Assemblywoman Annie Black is running for Congress.
Black, a freshman in the Nevada Assembly representing District 19, is seeking the Republican nod to take on incumbent Democratic Rep. Steven Horsford in the general election. She is expected to officially announce her candidacy for Nevada’s 4th Congressional District on Tuesday.
“I decided to run for District 4 because the Nevada that I love is under attack,” Black said in a phone interview Monday. “The Biden-Horsford economy’s hurting everyday Nevadans, and I think we need someone who can beat Horsford and put a check on Biden.”
Black, 40, cited high gas prices, rising inflation and Nevada’s unemployment rate as as proof of policy failures.
“People are calling me every single day saying that they’re struggling at work, because they’re overwhelmed because they can’t get employees to work, and also people are being fired from their jobs for vaccine mandates,” Black said.
Black said her top priority is “to stop and reverse all these policies” that have led to the current economic situation.
Pushed for specifics, she said she wants to get the Keystone XL pipeline project going again and secure energy independence for the United States. President Joe Biden revoked a presidential permit for the project on his first day in office.
Black, a Las Vegas native, moved to Mesquite in 2017. She has spent her professional career in residential real estate.
She was first elected to public office in 2018, serving as a member of the Mesquite City Council.
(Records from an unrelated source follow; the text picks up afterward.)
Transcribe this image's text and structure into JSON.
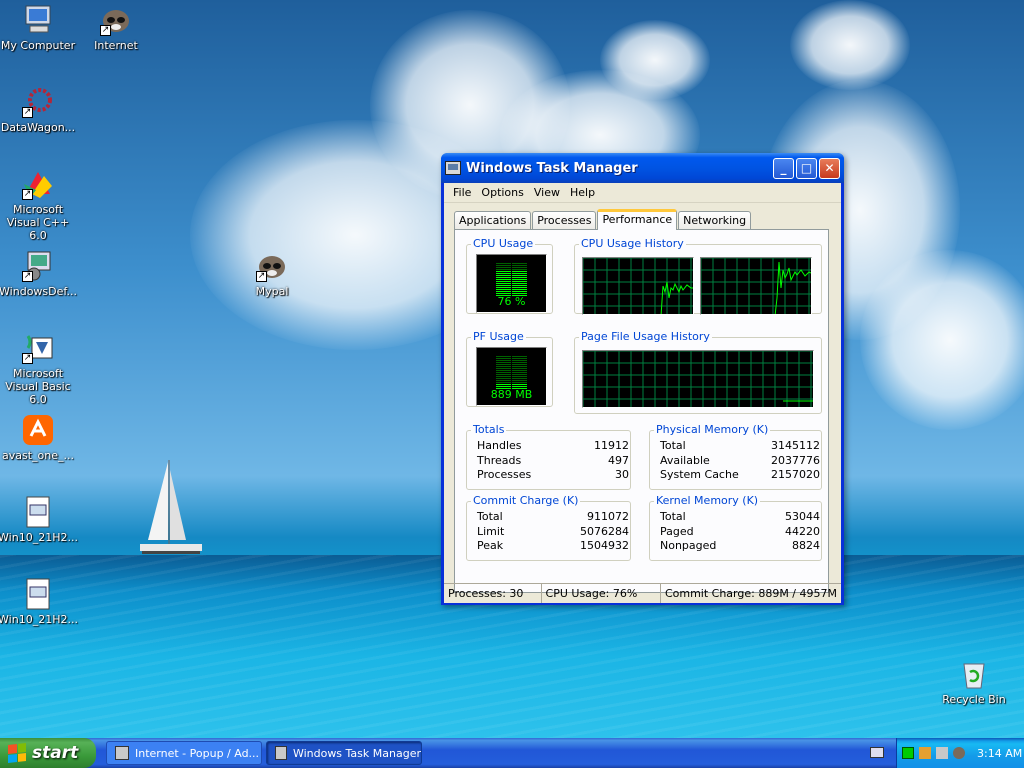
{
  "desktop": {
    "icons": [
      {
        "label": "My Computer"
      },
      {
        "label": "Internet"
      },
      {
        "label": "DataWagon..."
      },
      {
        "label": "Microsoft Visual C++ 6.0"
      },
      {
        "label": "WindowsDef..."
      },
      {
        "label": "Mypal"
      },
      {
        "label": "Microsoft Visual Basic 6.0"
      },
      {
        "label": "avast_one_..."
      },
      {
        "label": "Win10_21H2..."
      },
      {
        "label": "Win10_21H2..."
      },
      {
        "label": "Recycle Bin"
      }
    ]
  },
  "window": {
    "title": "Windows Task Manager",
    "menu": [
      "File",
      "Options",
      "View",
      "Help"
    ],
    "tabs": [
      "Applications",
      "Processes",
      "Performance",
      "Networking"
    ],
    "active_tab": "Performance",
    "cpu_usage": {
      "title": "CPU Usage",
      "value_label": "76 %",
      "percent": 76
    },
    "cpu_history": {
      "title": "CPU Usage History"
    },
    "pf_usage": {
      "title": "PF Usage",
      "value_label": "889 MB",
      "fraction": 0.18
    },
    "pf_history": {
      "title": "Page File Usage History"
    },
    "totals": {
      "title": "Totals",
      "rows": [
        [
          "Handles",
          "11912"
        ],
        [
          "Threads",
          "497"
        ],
        [
          "Processes",
          "30"
        ]
      ]
    },
    "physical_memory": {
      "title": "Physical Memory (K)",
      "rows": [
        [
          "Total",
          "3145112"
        ],
        [
          "Available",
          "2037776"
        ],
        [
          "System Cache",
          "2157020"
        ]
      ]
    },
    "commit_charge": {
      "title": "Commit Charge (K)",
      "rows": [
        [
          "Total",
          "911072"
        ],
        [
          "Limit",
          "5076284"
        ],
        [
          "Peak",
          "1504932"
        ]
      ]
    },
    "kernel_memory": {
      "title": "Kernel Memory (K)",
      "rows": [
        [
          "Total",
          "53044"
        ],
        [
          "Paged",
          "44220"
        ],
        [
          "Nonpaged",
          "8824"
        ]
      ]
    },
    "status": {
      "processes": "Processes: 30",
      "cpu": "CPU Usage: 76%",
      "commit": "Commit Charge: 889M / 4957M"
    }
  },
  "taskbar": {
    "start_label": "start",
    "items": [
      "Internet - Popup / Ad...",
      "Windows Task Manager"
    ],
    "clock": "3:14 AM"
  },
  "colors": {
    "graph_line": "#00ff00",
    "grid": "#008040",
    "group_title": "#0046d5"
  }
}
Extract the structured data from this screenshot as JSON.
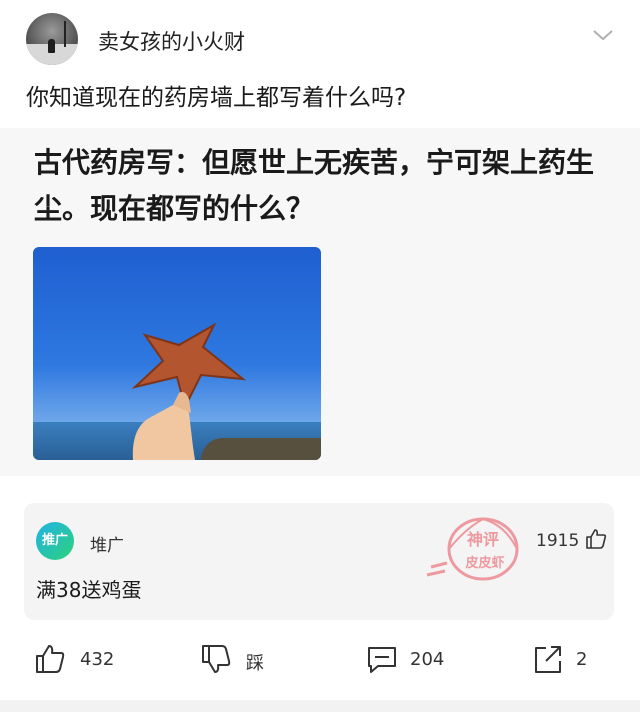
{
  "author": {
    "name": "卖女孩的小火财"
  },
  "post": {
    "question": "你知道现在的药房墙上都写着什么吗?",
    "image_text": "古代药房写：但愿世上无疾苦，宁可架上药生尘。现在都写的什么？"
  },
  "ad": {
    "logo_text": "推广",
    "advertiser": "堆广",
    "text": "满38送鸡蛋",
    "like_count": "1915"
  },
  "watermark": {
    "line1": "神评",
    "line2": "皮皮虾"
  },
  "actions": {
    "like_count": "432",
    "dislike_label": "踩",
    "comment_count": "204",
    "share_count": "2"
  },
  "icons": [
    "avatar",
    "chevron-down-icon",
    "thumbs-up-icon",
    "thumbs-down-icon",
    "comment-icon",
    "share-icon"
  ],
  "colors": {
    "background": "#ffffff",
    "card": "#f7f7f7",
    "ad_card": "#f4f4f4",
    "stamp": "#e8505b",
    "ad_logo": "#1fb3e6"
  }
}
She unsuccessfully ran to chair the Nevada Republican Party in 2019.
In 2020, she beat three-term incumbent Assemblyman Chris Edwards in the Republican primary for the District 19 seat, clearing the way to run unopposed in the general election.
She made waves as a freshman lawmaker, with her colleagues in the Assembly voting along party lines to censure her after she removed her mask in violation of a standing rule that required unvaccinated members to wear face coverings and practice social distancing.
Those found to have violated the rule were to be barred from voting or speaking on the floor or committee except to explain and apologize for the violation.
During the session, Black had refused to say whether she had been vaccinated against COVID-19.
Black will face multiple candidates in the June primary, including small-business owner and retired U.S. Air Force officer Sam Peters and former champion boxer Jessie Vargas. Chance Bonaventura, an aide to Las Vegas Councilwoman Michele Fiore, filed paperwork with the Federal Election Commission on Monday to run for the seat as a Republican.
Black said she is qualified to take on Horsford because she’s a mother and business-owner who has proven during her time in public office that she will follow through when she says she will stand up for Nevadans.
Horsford, a former state Senate majority leader, held the seat from 2012 to 2014, when he lost to former Rep. Cresent Hardy. Hardy was in turn defeated by former Rep. Ruben Kihuen, who served from 2014 to 2016, before choosing not to run for re-election after sexual harassment allegations were made against him. Horsford beat Hardy in a rematch in 2018, and has held the seat since.
The 4th District was made friendlier to Democrats during the November redistricting, which added Democrats from the adjacent 1st District. According to figures compiled for that process, based on the 2020 census, Democrats now enjoy an advantage of 41.5 percent to 28 percent for Republicans, with another 24 percent registered as nonpartisan.